*Information given*:
+===+

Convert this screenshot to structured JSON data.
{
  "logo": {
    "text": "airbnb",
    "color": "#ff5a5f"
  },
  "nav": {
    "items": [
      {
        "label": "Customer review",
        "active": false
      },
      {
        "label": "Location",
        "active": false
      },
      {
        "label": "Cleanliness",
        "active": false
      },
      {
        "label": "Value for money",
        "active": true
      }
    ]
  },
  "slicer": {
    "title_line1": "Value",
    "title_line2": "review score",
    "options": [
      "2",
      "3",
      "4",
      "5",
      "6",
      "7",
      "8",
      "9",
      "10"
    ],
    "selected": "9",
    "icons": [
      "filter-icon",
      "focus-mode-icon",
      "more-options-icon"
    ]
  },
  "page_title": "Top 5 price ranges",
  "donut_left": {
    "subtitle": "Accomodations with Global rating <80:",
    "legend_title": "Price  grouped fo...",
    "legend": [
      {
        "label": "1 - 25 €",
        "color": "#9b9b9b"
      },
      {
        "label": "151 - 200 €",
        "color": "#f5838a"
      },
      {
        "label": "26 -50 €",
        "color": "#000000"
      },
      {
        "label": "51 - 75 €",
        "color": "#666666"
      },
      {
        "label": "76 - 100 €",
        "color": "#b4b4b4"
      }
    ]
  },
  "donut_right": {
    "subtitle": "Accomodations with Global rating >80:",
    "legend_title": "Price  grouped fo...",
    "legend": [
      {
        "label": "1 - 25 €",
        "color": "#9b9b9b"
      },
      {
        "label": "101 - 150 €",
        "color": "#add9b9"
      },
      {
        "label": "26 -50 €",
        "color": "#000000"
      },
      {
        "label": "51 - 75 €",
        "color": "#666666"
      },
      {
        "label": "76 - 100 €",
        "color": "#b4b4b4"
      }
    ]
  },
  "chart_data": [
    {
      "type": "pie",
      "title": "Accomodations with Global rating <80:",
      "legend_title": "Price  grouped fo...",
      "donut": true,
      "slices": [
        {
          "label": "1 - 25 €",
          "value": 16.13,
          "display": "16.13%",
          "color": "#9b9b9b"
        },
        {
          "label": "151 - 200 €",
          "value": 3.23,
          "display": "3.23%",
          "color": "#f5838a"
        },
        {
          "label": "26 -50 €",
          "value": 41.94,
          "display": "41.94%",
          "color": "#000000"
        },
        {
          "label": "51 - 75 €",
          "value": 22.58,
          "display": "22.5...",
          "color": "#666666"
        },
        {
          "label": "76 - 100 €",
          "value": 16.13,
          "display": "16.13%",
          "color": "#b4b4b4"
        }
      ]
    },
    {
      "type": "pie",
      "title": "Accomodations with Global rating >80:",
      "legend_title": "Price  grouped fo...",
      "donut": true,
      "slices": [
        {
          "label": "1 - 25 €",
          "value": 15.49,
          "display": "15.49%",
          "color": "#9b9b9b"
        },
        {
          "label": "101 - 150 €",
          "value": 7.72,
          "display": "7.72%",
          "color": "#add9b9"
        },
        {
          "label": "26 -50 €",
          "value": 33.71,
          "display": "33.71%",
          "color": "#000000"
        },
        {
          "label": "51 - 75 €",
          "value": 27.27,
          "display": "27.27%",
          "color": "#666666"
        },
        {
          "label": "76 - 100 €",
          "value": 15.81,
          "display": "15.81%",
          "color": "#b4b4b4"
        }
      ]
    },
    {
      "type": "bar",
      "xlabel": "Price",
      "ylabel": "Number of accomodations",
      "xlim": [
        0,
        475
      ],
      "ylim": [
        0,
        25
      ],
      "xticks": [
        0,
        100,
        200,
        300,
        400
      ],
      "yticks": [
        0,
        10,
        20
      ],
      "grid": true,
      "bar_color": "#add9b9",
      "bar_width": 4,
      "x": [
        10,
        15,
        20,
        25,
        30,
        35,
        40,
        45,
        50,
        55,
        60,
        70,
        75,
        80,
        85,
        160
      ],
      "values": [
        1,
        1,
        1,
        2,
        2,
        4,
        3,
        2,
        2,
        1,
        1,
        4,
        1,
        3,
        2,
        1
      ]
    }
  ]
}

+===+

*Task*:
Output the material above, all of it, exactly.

*Result*:
Convert this screenshot to structured JSON data.
{
  "logo": {
    "text": "airbnb",
    "color": "#ff5a5f"
  },
  "nav": {
    "items": [
      {
        "label": "Customer review",
        "active": false
      },
      {
        "label": "Location",
        "active": false
      },
      {
        "label": "Cleanliness",
        "active": false
      },
      {
        "label": "Value for money",
        "active": true
      }
    ]
  },
  "slicer": {
    "title_line1": "Value",
    "title_line2": "review score",
    "options": [
      "2",
      "3",
      "4",
      "5",
      "6",
      "7",
      "8",
      "9",
      "10"
    ],
    "selected": "9",
    "icons": [
      "filter-icon",
      "focus-mode-icon",
      "more-options-icon"
    ]
  },
  "page_title": "Top 5 price ranges",
  "donut_left": {
    "subtitle": "Accomodations with Global rating <80:",
    "legend_title": "Price  grouped fo...",
    "legend": [
      {
        "label": "1 - 25 €",
        "color": "#9b9b9b"
      },
      {
        "label": "151 - 200 €",
        "color": "#f5838a"
      },
      {
        "label": "26 -50 €",
        "color": "#000000"
      },
      {
        "label": "51 - 75 €",
        "color": "#666666"
      },
      {
        "label": "76 - 100 €",
        "color": "#b4b4b4"
      }
    ]
  },
  "donut_right": {
    "subtitle": "Accomodations with Global rating >80:",
    "legend_title": "Price  grouped fo...",
    "legend": [
      {
        "label": "1 - 25 €",
        "color": "#9b9b9b"
      },
      {
        "label": "101 - 150 €",
        "color": "#add9b9"
      },
      {
        "label": "26 -50 €",
        "color": "#000000"
      },
      {
        "label": "51 - 75 €",
        "color": "#666666"
      },
      {
        "label": "76 - 100 €",
        "color": "#b4b4b4"
      }
    ]
  },
  "chart_data": [
    {
      "type": "pie",
      "title": "Accomodations with Global rating <80:",
      "legend_title": "Price  grouped fo...",
      "donut": true,
      "slices": [
        {
          "label": "1 - 25 €",
          "value": 16.13,
          "display": "16.13%",
          "color": "#9b9b9b"
        },
        {
          "label": "151 - 200 €",
          "value": 3.23,
          "display": "3.23%",
          "color": "#f5838a"
        },
        {
          "label": "26 -50 €",
          "value": 41.94,
          "display": "41.94%",
          "color": "#000000"
        },
        {
          "label": "51 - 75 €",
          "value": 22.58,
          "display": "22.5...",
          "color": "#666666"
        },
        {
          "label": "76 - 100 €",
          "value": 16.13,
          "display": "16.13%",
          "color": "#b4b4b4"
        }
      ]
    },
    {
      "type": "pie",
      "title": "Accomodations with Global rating >80:",
      "legend_title": "Price  grouped fo...",
      "donut": true,
      "slices": [
        {
          "label": "1 - 25 €",
          "value": 15.49,
          "display": "15.49%",
          "color": "#9b9b9b"
        },
        {
          "label": "101 - 150 €",
          "value": 7.72,
          "display": "7.72%",
          "color": "#add9b9"
        },
        {
          "label": "26 -50 €",
          "value": 33.71,
          "display": "33.71%",
          "color": "#000000"
        },
        {
          "label": "51 - 75 €",
          "value": 27.27,
          "display": "27.27%",
          "color": "#666666"
        },
        {
          "label": "76 - 100 €",
          "value": 15.81,
          "display": "15.81%",
          "color": "#b4b4b4"
        }
      ]
    },
    {
      "type": "bar",
      "xlabel": "Price",
      "ylabel": "Number of accomodations",
      "xlim": [
        0,
        475
      ],
      "ylim": [
        0,
        25
      ],
      "xticks": [
        0,
        100,
        200,
        300,
        400
      ],
      "yticks": [
        0,
        10,
        20
      ],
      "grid": true,
      "bar_color": "#add9b9",
      "bar_width": 4,
      "x": [
        10,
        15,
        20,
        25,
        30,
        35,
        40,
        45,
        50,
        55,
        60,
        70,
        75,
        80,
        85,
        160
      ],
      "values": [
        1,
        1,
        1,
        2,
        2,
        4,
        3,
        2,
        2,
        1,
        1,
        4,
        1,
        3,
        2,
        1
      ]
    }
  ]
}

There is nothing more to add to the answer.